(Stored data entries)
Start of Block

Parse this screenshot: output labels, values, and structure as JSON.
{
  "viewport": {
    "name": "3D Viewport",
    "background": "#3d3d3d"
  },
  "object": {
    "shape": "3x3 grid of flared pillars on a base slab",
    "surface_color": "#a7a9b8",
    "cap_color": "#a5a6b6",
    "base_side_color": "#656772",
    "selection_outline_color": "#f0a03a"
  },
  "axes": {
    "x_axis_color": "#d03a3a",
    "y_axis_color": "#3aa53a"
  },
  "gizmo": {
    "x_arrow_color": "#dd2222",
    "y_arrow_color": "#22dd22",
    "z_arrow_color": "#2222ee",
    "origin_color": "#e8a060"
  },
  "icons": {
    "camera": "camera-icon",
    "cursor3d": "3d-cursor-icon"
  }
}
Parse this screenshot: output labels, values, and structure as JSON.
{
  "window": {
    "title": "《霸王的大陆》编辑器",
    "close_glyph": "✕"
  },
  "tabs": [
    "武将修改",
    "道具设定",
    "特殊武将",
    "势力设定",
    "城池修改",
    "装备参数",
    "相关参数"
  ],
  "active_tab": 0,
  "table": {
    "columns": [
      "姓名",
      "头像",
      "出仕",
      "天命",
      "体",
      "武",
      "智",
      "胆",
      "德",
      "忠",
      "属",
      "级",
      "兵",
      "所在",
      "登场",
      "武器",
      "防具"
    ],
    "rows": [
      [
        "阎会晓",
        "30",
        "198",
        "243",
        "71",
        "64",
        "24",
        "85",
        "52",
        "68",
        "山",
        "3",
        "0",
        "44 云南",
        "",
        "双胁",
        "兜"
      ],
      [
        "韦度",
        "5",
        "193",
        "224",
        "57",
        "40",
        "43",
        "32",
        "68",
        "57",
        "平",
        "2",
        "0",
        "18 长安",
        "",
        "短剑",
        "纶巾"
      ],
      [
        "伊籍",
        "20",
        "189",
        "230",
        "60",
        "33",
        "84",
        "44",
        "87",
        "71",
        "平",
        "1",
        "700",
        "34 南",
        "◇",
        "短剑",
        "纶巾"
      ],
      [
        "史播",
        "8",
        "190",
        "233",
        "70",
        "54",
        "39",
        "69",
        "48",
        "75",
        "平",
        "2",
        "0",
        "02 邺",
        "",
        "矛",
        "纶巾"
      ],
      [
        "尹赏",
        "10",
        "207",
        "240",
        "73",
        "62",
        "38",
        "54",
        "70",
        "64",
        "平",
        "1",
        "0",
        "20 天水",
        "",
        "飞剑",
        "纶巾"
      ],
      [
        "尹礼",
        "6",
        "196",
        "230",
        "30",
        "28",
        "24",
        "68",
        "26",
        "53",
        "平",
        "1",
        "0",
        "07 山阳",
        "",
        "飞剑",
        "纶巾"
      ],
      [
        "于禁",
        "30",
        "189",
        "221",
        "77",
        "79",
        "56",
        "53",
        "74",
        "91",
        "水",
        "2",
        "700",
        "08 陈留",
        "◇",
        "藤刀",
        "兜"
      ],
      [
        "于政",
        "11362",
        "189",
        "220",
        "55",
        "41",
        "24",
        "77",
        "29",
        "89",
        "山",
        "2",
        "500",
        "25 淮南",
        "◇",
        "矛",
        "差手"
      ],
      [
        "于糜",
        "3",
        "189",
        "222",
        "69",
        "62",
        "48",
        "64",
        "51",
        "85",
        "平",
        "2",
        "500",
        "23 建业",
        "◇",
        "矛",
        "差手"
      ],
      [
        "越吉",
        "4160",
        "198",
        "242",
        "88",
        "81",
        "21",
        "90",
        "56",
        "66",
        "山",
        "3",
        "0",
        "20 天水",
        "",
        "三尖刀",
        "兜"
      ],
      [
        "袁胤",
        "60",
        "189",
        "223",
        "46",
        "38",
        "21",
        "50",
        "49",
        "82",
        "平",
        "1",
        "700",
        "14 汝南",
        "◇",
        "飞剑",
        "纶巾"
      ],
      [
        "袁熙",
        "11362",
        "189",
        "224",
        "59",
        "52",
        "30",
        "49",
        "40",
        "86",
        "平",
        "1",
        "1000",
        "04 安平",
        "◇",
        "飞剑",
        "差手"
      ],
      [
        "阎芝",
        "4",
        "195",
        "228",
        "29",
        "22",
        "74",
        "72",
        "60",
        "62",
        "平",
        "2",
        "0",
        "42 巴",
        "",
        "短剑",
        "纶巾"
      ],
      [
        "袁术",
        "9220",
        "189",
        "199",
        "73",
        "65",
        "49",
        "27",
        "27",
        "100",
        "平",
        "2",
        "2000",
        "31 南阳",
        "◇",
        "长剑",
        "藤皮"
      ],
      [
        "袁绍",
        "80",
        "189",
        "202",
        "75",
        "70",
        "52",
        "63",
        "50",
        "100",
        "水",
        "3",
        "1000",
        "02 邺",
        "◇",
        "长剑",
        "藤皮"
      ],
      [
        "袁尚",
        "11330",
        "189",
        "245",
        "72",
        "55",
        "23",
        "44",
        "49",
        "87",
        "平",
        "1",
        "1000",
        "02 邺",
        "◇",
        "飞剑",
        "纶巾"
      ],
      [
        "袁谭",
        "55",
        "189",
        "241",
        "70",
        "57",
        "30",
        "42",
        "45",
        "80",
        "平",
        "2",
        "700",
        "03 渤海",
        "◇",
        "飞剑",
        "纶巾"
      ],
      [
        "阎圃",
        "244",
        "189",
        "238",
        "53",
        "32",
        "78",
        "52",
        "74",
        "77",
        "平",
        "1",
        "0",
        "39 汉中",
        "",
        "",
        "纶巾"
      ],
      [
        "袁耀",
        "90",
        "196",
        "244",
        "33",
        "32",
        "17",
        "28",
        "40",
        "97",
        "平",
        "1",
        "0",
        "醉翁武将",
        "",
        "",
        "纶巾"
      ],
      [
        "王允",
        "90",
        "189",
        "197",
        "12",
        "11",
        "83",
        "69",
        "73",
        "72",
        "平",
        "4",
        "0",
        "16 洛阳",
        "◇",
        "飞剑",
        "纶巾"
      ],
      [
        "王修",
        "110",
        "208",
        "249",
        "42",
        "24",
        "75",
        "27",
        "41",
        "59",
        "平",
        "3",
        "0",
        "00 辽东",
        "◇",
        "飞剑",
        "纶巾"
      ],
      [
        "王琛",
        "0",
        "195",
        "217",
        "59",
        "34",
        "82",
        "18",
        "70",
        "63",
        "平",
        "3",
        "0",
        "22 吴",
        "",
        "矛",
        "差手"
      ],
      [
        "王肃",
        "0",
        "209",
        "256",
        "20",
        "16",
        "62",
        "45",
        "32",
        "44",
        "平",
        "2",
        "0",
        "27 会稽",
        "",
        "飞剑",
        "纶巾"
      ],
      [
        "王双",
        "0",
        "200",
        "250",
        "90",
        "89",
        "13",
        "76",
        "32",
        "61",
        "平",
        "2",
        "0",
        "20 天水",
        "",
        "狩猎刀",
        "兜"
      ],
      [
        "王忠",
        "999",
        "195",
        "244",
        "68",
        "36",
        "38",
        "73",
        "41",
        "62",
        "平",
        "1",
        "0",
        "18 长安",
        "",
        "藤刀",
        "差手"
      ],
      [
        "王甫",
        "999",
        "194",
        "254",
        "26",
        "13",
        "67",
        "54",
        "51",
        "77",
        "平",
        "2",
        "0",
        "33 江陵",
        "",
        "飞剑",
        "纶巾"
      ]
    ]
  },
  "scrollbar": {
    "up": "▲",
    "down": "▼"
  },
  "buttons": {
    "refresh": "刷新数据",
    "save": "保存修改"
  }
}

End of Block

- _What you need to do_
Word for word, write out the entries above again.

- _Finished exercise_
Parse this screenshot: output labels, values, and structure as JSON.
{
  "viewport": {
    "name": "3D Viewport",
    "background": "#3d3d3d"
  },
  "object": {
    "shape": "3x3 grid of flared pillars on a base slab",
    "surface_color": "#a7a9b8",
    "cap_color": "#a5a6b6",
    "base_side_color": "#656772",
    "selection_outline_color": "#f0a03a"
  },
  "axes": {
    "x_axis_color": "#d03a3a",
    "y_axis_color": "#3aa53a"
  },
  "gizmo": {
    "x_arrow_color": "#dd2222",
    "y_arrow_color": "#22dd22",
    "z_arrow_color": "#2222ee",
    "origin_color": "#e8a060"
  },
  "icons": {
    "camera": "camera-icon",
    "cursor3d": "3d-cursor-icon"
  }
}
Parse this screenshot: output labels, values, and structure as JSON.
{
  "window": {
    "title": "《霸王的大陆》编辑器",
    "close_glyph": "✕"
  },
  "tabs": [
    "武将修改",
    "道具设定",
    "特殊武将",
    "势力设定",
    "城池修改",
    "装备参数",
    "相关参数"
  ],
  "active_tab": 0,
  "table": {
    "columns": [
      "姓名",
      "头像",
      "出仕",
      "天命",
      "体",
      "武",
      "智",
      "胆",
      "德",
      "忠",
      "属",
      "级",
      "兵",
      "所在",
      "登场",
      "武器",
      "防具"
    ],
    "rows": [
      [
        "阎会晓",
        "30",
        "198",
        "243",
        "71",
        "64",
        "24",
        "85",
        "52",
        "68",
        "山",
        "3",
        "0",
        "44 云南",
        "",
        "双胁",
        "兜"
      ],
      [
        "韦度",
        "5",
        "193",
        "224",
        "57",
        "40",
        "43",
        "32",
        "68",
        "57",
        "平",
        "2",
        "0",
        "18 长安",
        "",
        "短剑",
        "纶巾"
      ],
      [
        "伊籍",
        "20",
        "189",
        "230",
        "60",
        "33",
        "84",
        "44",
        "87",
        "71",
        "平",
        "1",
        "700",
        "34 南",
        "◇",
        "短剑",
        "纶巾"
      ],
      [
        "史播",
        "8",
        "190",
        "233",
        "70",
        "54",
        "39",
        "69",
        "48",
        "75",
        "平",
        "2",
        "0",
        "02 邺",
        "",
        "矛",
        "纶巾"
      ],
      [
        "尹赏",
        "10",
        "207",
        "240",
        "73",
        "62",
        "38",
        "54",
        "70",
        "64",
        "平",
        "1",
        "0",
        "20 天水",
        "",
        "飞剑",
        "纶巾"
      ],
      [
        "尹礼",
        "6",
        "196",
        "230",
        "30",
        "28",
        "24",
        "68",
        "26",
        "53",
        "平",
        "1",
        "0",
        "07 山阳",
        "",
        "飞剑",
        "纶巾"
      ],
      [
        "于禁",
        "30",
        "189",
        "221",
        "77",
        "79",
        "56",
        "53",
        "74",
        "91",
        "水",
        "2",
        "700",
        "08 陈留",
        "◇",
        "藤刀",
        "兜"
      ],
      [
        "于政",
        "11362",
        "189",
        "220",
        "55",
        "41",
        "24",
        "77",
        "29",
        "89",
        "山",
        "2",
        "500",
        "25 淮南",
        "◇",
        "矛",
        "差手"
      ],
      [
        "于糜",
        "3",
        "189",
        "222",
        "69",
        "62",
        "48",
        "64",
        "51",
        "85",
        "平",
        "2",
        "500",
        "23 建业",
        "◇",
        "矛",
        "差手"
      ],
      [
        "越吉",
        "4160",
        "198",
        "242",
        "88",
        "81",
        "21",
        "90",
        "56",
        "66",
        "山",
        "3",
        "0",
        "20 天水",
        "",
        "三尖刀",
        "兜"
      ],
      [
        "袁胤",
        "60",
        "189",
        "223",
        "46",
        "38",
        "21",
        "50",
        "49",
        "82",
        "平",
        "1",
        "700",
        "14 汝南",
        "◇",
        "飞剑",
        "纶巾"
      ],
      [
        "袁熙",
        "11362",
        "189",
        "224",
        "59",
        "52",
        "30",
        "49",
        "40",
        "86",
        "平",
        "1",
        "1000",
        "04 安平",
        "◇",
        "飞剑",
        "差手"
      ],
      [
        "阎芝",
        "4",
        "195",
        "228",
        "29",
        "22",
        "74",
        "72",
        "60",
        "62",
        "平",
        "2",
        "0",
        "42 巴",
        "",
        "短剑",
        "纶巾"
      ],
      [
        "袁术",
        "9220",
        "189",
        "199",
        "73",
        "65",
        "49",
        "27",
        "27",
        "100",
        "平",
        "2",
        "2000",
        "31 南阳",
        "◇",
        "长剑",
        "藤皮"
      ],
      [
        "袁绍",
        "80",
        "189",
        "202",
        "75",
        "70",
        "52",
        "63",
        "50",
        "100",
        "水",
        "3",
        "1000",
        "02 邺",
        "◇",
        "长剑",
        "藤皮"
      ],
      [
        "袁尚",
        "11330",
        "189",
        "245",
        "72",
        "55",
        "23",
        "44",
        "49",
        "87",
        "平",
        "1",
        "1000",
        "02 邺",
        "◇",
        "飞剑",
        "纶巾"
      ],
      [
        "袁谭",
        "55",
        "189",
        "241",
        "70",
        "57",
        "30",
        "42",
        "45",
        "80",
        "平",
        "2",
        "700",
        "03 渤海",
        "◇",
        "飞剑",
        "纶巾"
      ],
      [
        "阎圃",
        "244",
        "189",
        "238",
        "53",
        "32",
        "78",
        "52",
        "74",
        "77",
        "平",
        "1",
        "0",
        "39 汉中",
        "",
        "",
        "纶巾"
      ],
      [
        "袁耀",
        "90",
        "196",
        "244",
        "33",
        "32",
        "17",
        "28",
        "40",
        "97",
        "平",
        "1",
        "0",
        "醉翁武将",
        "",
        "",
        "纶巾"
      ],
      [
        "王允",
        "90",
        "189",
        "197",
        "12",
        "11",
        "83",
        "69",
        "73",
        "72",
        "平",
        "4",
        "0",
        "16 洛阳",
        "◇",
        "飞剑",
        "纶巾"
      ],
      [
        "王修",
        "110",
        "208",
        "249",
        "42",
        "24",
        "75",
        "27",
        "41",
        "59",
        "平",
        "3",
        "0",
        "00 辽东",
        "◇",
        "飞剑",
        "纶巾"
      ],
      [
        "王琛",
        "0",
        "195",
        "217",
        "59",
        "34",
        "82",
        "18",
        "70",
        "63",
        "平",
        "3",
        "0",
        "22 吴",
        "",
        "矛",
        "差手"
      ],
      [
        "王肃",
        "0",
        "209",
        "256",
        "20",
        "16",
        "62",
        "45",
        "32",
        "44",
        "平",
        "2",
        "0",
        "27 会稽",
        "",
        "飞剑",
        "纶巾"
      ],
      [
        "王双",
        "0",
        "200",
        "250",
        "90",
        "89",
        "13",
        "76",
        "32",
        "61",
        "平",
        "2",
        "0",
        "20 天水",
        "",
        "狩猎刀",
        "兜"
      ],
      [
        "王忠",
        "999",
        "195",
        "244",
        "68",
        "36",
        "38",
        "73",
        "41",
        "62",
        "平",
        "1",
        "0",
        "18 长安",
        "",
        "藤刀",
        "差手"
      ],
      [
        "王甫",
        "999",
        "194",
        "254",
        "26",
        "13",
        "67",
        "54",
        "51",
        "77",
        "平",
        "2",
        "0",
        "33 江陵",
        "",
        "飞剑",
        "纶巾"
      ]
    ]
  },
  "scrollbar": {
    "up": "▲",
    "down": "▼"
  },
  "buttons": {
    "refresh": "刷新数据",
    "save": "保存修改"
  }
}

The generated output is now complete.